The Japan Designated Activities Visa

Japan Visa Services

The scope of the Designated Activities Visa is extremely broad.

It basically allows the Applicant to undertake any activity (paid or otherwise) that is specifically designated by the Ministry of Justice (MOJ).

However, in practice, many applications will fall under one of the following categories:

  1. Personal helpers (usually housekeepers and personal assistants) who are privately employed by foreigners holding one of the following visa types:
    1. Diplomat
    2. Investor / Business Manager
    3. Legal / Accounting Services
    For further information, this article discusses Sponsoring a Japan Visa for a Maid, Nanny, Housekeeper, or other Personal Help.
  2. Individuals participating in the Working Holiday Program,
  3. Foreign college students who will undertake paid internships in Japan,
  4. Foreigners who are employed by (usually large) Japanese companies and also participate in those company’s amateur sports programs (plus their dependent spouses and children),
  5. Individuals who are preparing to return to their home countries and lack any other Japan visa status that would allow them to remain temporarily in Japan ,
  6. Foreign lawyers engaged in international arbitration,
  7. Candidate nurses and care workers coming to Japan under an EPA.

As can be deduced from the above, the preliminary requirements, permitted activities, and procedures applicable to a Designated Activities Visa vary greatly.

As a result, in each case advice needs be sought from a Japanese embassy or Consul or from an experienced licensed Japanese immigration professional.

General Considerations Associated with the Japan Designated Activities Visa

The following are some general issues that applicants for a Designated Activities Visa may wish to consider.

1. Tax Planning Opportunities for Designated Activities Visa Applicants

Depending upon the exact situation, there may be Japan tax planning opportunities for the holder of a Designated Activities Visa. Items such as employer provided housing, commuting allowance, and employer funded home leave can result in significant individual tax savings. In some circumstances, off-shore payment of compensation can result in tax savings if the holder of the Designated Activities Visa will spend time outside Japan on business.

All these matters should be negotiated prior to finalizing the documentation needed for the Designated Activities Visa application. The following article provides more information about this important issue Japan Taxes: Tax Planning for Foreigners Working in Japan.

2. Japan Residence Card

Holders of Designated Activities SOR will generally receive a Japan Residence Card.

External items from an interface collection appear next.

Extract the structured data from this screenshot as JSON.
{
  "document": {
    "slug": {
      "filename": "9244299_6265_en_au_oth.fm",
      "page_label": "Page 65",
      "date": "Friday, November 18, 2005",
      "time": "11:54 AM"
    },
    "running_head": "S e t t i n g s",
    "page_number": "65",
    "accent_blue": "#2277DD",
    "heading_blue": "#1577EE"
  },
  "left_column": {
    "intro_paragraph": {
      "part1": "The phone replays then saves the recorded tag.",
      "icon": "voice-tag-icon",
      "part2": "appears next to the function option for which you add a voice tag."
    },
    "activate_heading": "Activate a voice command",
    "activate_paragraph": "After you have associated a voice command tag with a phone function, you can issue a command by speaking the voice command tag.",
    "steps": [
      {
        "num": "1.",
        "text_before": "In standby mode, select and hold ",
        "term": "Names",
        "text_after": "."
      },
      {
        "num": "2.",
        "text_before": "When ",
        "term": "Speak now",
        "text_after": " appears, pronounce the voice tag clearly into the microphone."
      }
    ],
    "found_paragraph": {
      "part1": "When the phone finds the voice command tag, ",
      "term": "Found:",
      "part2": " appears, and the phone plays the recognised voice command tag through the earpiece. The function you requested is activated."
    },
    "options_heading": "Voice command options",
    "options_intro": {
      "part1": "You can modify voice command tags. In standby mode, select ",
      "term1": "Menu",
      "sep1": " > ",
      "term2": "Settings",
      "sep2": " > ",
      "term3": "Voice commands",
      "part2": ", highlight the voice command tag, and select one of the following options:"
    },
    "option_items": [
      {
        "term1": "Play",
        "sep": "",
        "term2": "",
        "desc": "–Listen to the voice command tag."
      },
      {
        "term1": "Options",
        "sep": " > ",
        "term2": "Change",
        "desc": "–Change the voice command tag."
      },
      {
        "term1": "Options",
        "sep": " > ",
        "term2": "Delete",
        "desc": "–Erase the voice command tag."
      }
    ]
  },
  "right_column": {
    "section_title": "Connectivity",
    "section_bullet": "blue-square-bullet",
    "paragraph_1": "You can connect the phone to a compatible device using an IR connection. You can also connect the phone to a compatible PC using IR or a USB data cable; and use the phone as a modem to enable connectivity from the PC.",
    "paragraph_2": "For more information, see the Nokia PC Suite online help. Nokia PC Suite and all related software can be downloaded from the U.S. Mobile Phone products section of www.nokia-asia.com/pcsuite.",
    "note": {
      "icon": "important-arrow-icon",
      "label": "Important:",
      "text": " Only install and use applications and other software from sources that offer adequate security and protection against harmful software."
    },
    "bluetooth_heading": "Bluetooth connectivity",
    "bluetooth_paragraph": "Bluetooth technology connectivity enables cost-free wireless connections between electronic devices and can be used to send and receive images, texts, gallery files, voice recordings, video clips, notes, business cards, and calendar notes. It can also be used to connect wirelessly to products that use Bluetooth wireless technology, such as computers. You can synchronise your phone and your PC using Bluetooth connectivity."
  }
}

This is an official identification card that includes an IC chip. The Residence Card contains personal information such as your name, address, birth date, residence status (in this case, Designated Activities SOR), period of stay, etc.

You are required to carry your Residence Card at all times.

3. Japan Re-entry Permit

Up until July 2012, if you held Designated Activities SOR and wished to temporarily leave Japan (e.g., for vacation, business, etc.) it was necessary to obtain a Re-entry Permit for Japan in advance of travelling.

However, it may now be possible to leave Japan for up to 12 months without a Re-Entry Permit. If there is any possibility that a trip outside Japan will last for more than 12 months, an individual holding Designated Activities SOR should consider applying for a Re-entry Permit. This can be obtained at regional immigration office in Japan.

4. Tax Considerations Associated with the Designated Activities Visa

There are three particularly important tax matters to bear in mind as you live and work in Japan:

1. Japanese Tax for holders of Designated Activities SOR

People living in Japan under Designated Activities SOR will typically be working for an institution that handles at least part of their Japan tax matters on their behalf. This is done by way of withholding tax deducted each month and a year-end adjustment as part of the December payroll.

However, if some income is being paid outside Japan, you may need to submit a Japanese tax return by 15 March each year. It is very important that you understand your Japan tax obligations since no extensions are available.

Complying with your Japanese tax obligations is essential in order to renew your visa.

2. US Tax for holders of Designated Activities SOR

If the holder of Designated Activities SOR is a US citizen or green card holder, they will continue to have US tax obligations even while living in Japan.

The US rules applicable to Americans living overseas are complex and constantly changing. In order to avoid possible penalties, anyone with a US tax filing obligation should seek specialist advice to ensure that they fulfill their US tax obligations.

3. Taxes when the holder of Designated Activities SOR leaves Japan

Before leaving Japan, the holder of Designated Activities SOR is required to fully settle her taxes or appoint a tax agent.

It should also be noted that Japanese local tax is assessed based on where you live on 1 January each year. As a result, departing Japan prior to 1 January can result in significant tax savings.

The above is provided for general information purposes only and does not constitute advice to undertake or refrain from undertaking any action. Only qualified Japanese professionals are able to advise on Japan immigration, legal, and tax matters.